“Well he always has to agree with me because I’m the boss in the house,” quipped the Ukrainian during her on-court interview with Fabrice Santoro on Thursday.
Psychology gives Svitolina an edge, on and off court
World No.6 dispatches Ann Li in straight sets to surge into the third round for the seventh successive Roland-Garros.
Later in her press conference, the fifth-seeded Svitolina, who advanced to the third round for a seventh year in a row at Roland-Garros with victory over Ann Li, was eager to stress she was joking about the dynamic at home with Monfils.
Engaged in April, the 'G.E.M.S.life' duo are benefiting from the mutual support they give each other, with the added understanding that comes with being professional athletes, irrespective of who is in charge.
"The good boss is the one who understands, because I think it has to be both ways, and I think relationships go both ways. You have to listen and you have to speak. It's all about the communication,” explained the 26-year-old.
“For sure I have my opinion, but sometimes it's really tough to say because the person has their own feeling, their own opinion, and sometimes you just have to step back to understand that maybe the person is not seeing it the same way. Talking about the problem on the court, off the court, I think that's the most important.”
The tennis world is so relentless; week-in, week-out you can have your confidence chipped away, making Svitolina even more grateful for meeting her match in life.
“We speak a lot. It’s really helpful we both compete at the highest level of tennis. We understand what we are both going through," said the three-time Roland-Garros quarter-finalist.
"It’s really amazing to have someone by your side who can share the same emotions and the same problems.”
The No.5 seed has been in great form so far on court at Roland-Garros, navigating past the artillery of American world No.75 Li 6-0, 6-4 on Thursday to meet recent Strasbourg champion Barbora Krejcikova in the last 32.
The Ukrainian blitzed the first set in just 28 minutes with superbly-controlled aggression and then rallied from 1-4 down in the second to sail through in straight sets. It was punchy and a pleasure to watch.
“I'm really happy that the way that I was down in both matches in the second set and found a way, found a good level and didn't give up and didn't give up on the second set. That was a really good point for me, and was really playing composed in both matches,” added Svitolina.
“All the time even, in the past, I had some really tough losses here. I also had some really amazing comebacks. When I come here, I always have good memories. I try to put tough battles aside and only look for positives, at in the end I really enjoy the crowd.”
The world No.6 enjoyed a fruitful build-up to her favourite swing of the season, achieving semi-finals in Stuttgart and a quarter-final ticket in Rome.
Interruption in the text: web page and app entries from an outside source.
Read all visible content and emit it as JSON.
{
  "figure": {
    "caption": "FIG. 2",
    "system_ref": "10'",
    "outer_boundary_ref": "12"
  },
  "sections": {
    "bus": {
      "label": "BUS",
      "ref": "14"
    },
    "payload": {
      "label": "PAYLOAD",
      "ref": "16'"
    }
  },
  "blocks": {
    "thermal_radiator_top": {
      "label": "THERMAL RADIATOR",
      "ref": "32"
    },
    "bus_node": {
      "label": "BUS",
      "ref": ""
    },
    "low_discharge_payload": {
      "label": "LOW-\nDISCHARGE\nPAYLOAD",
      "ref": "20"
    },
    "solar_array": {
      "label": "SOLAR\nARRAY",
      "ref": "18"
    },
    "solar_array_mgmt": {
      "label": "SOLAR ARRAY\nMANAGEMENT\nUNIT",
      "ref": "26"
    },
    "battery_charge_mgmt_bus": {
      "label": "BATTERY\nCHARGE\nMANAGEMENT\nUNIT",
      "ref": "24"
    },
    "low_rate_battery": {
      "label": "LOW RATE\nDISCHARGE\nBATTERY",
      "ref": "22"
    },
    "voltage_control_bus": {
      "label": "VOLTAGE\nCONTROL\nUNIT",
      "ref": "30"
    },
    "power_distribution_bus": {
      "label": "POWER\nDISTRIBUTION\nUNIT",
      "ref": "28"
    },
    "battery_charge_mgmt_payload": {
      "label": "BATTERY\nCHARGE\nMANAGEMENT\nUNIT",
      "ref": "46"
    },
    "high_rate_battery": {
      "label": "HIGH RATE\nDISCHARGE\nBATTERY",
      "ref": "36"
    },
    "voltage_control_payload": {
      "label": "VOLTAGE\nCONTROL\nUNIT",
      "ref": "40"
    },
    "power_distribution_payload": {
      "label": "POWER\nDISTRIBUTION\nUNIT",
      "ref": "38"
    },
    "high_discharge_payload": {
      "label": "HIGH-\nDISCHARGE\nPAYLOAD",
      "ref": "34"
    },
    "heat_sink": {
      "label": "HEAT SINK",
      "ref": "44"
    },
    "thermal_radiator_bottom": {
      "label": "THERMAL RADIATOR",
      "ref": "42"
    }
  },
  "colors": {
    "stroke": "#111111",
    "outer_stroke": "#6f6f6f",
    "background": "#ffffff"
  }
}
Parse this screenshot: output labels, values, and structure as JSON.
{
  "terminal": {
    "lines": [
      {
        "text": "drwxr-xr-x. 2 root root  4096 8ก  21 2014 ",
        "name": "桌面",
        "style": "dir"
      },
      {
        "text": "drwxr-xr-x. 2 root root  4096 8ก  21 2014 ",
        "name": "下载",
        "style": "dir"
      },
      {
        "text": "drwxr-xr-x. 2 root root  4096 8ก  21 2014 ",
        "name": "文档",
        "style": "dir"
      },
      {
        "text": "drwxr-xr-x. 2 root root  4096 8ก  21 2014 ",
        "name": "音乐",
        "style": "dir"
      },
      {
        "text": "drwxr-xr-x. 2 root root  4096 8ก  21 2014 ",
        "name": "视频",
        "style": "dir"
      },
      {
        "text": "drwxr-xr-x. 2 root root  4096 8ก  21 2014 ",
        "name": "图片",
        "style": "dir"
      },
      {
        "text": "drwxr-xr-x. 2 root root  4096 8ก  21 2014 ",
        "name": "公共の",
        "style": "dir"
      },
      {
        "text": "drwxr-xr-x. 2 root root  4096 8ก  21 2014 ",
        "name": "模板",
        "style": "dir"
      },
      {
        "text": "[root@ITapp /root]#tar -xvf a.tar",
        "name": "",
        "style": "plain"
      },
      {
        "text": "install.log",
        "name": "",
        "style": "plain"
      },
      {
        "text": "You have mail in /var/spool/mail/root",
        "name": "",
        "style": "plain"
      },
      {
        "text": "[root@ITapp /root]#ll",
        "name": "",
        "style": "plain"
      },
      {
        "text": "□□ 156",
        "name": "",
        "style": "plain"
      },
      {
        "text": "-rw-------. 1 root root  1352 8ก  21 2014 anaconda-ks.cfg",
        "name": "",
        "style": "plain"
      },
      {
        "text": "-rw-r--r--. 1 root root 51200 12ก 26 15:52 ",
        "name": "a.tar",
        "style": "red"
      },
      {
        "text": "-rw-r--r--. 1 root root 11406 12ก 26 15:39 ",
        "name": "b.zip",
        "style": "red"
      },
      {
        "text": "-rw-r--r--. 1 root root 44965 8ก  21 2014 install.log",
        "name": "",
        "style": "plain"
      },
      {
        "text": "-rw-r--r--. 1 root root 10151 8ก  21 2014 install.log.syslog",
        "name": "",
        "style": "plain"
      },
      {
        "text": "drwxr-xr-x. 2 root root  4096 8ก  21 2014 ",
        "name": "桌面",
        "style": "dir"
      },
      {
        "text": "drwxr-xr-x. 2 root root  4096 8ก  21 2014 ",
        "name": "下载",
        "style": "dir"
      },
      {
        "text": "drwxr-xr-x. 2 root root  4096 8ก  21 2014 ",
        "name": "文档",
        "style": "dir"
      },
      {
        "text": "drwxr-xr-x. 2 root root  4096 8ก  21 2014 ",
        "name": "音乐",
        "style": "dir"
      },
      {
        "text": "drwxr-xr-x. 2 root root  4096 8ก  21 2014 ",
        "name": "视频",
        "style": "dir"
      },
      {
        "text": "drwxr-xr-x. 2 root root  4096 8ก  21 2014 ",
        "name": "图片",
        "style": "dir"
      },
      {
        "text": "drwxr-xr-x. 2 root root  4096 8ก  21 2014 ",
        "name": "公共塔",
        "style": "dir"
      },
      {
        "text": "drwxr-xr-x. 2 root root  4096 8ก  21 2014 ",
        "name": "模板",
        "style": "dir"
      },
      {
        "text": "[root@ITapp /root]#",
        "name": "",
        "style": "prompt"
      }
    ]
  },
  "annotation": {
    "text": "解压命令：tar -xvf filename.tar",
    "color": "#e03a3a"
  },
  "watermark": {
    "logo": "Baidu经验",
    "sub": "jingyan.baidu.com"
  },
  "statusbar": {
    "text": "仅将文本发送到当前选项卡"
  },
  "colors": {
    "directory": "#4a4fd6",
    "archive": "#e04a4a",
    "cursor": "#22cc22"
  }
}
Over to Paris and Svitolina hopes to utilise her studies to give an extra edge on the court.
The 26-year-old, already with a nutrition degree to her name, is completing online courses to enhance her mental fortitude and future.
"I'm very interested in psychology and I'm doing some courses. I think it's a big part of tennis, of any sport, and working myself with a mental coach, as well,” revealed the inquisitive Svitolina.
“I think it's very important, especially these days with everything what's happening with Covid, with all the restrictions that we get and anything that happens with athletes. It's important to keep yourself really composed, really like sane with your mind, to be just ready for anything what comes your way and try to accept that and work with that.
“It's not only about sports, it's also just a general one because we are athletes but also there is life after tennis. You have to be ready to stop any time because you never know what can happen. The injury can come any time and, touch wood, it will not happen, but you never know, try to be ready for anything.”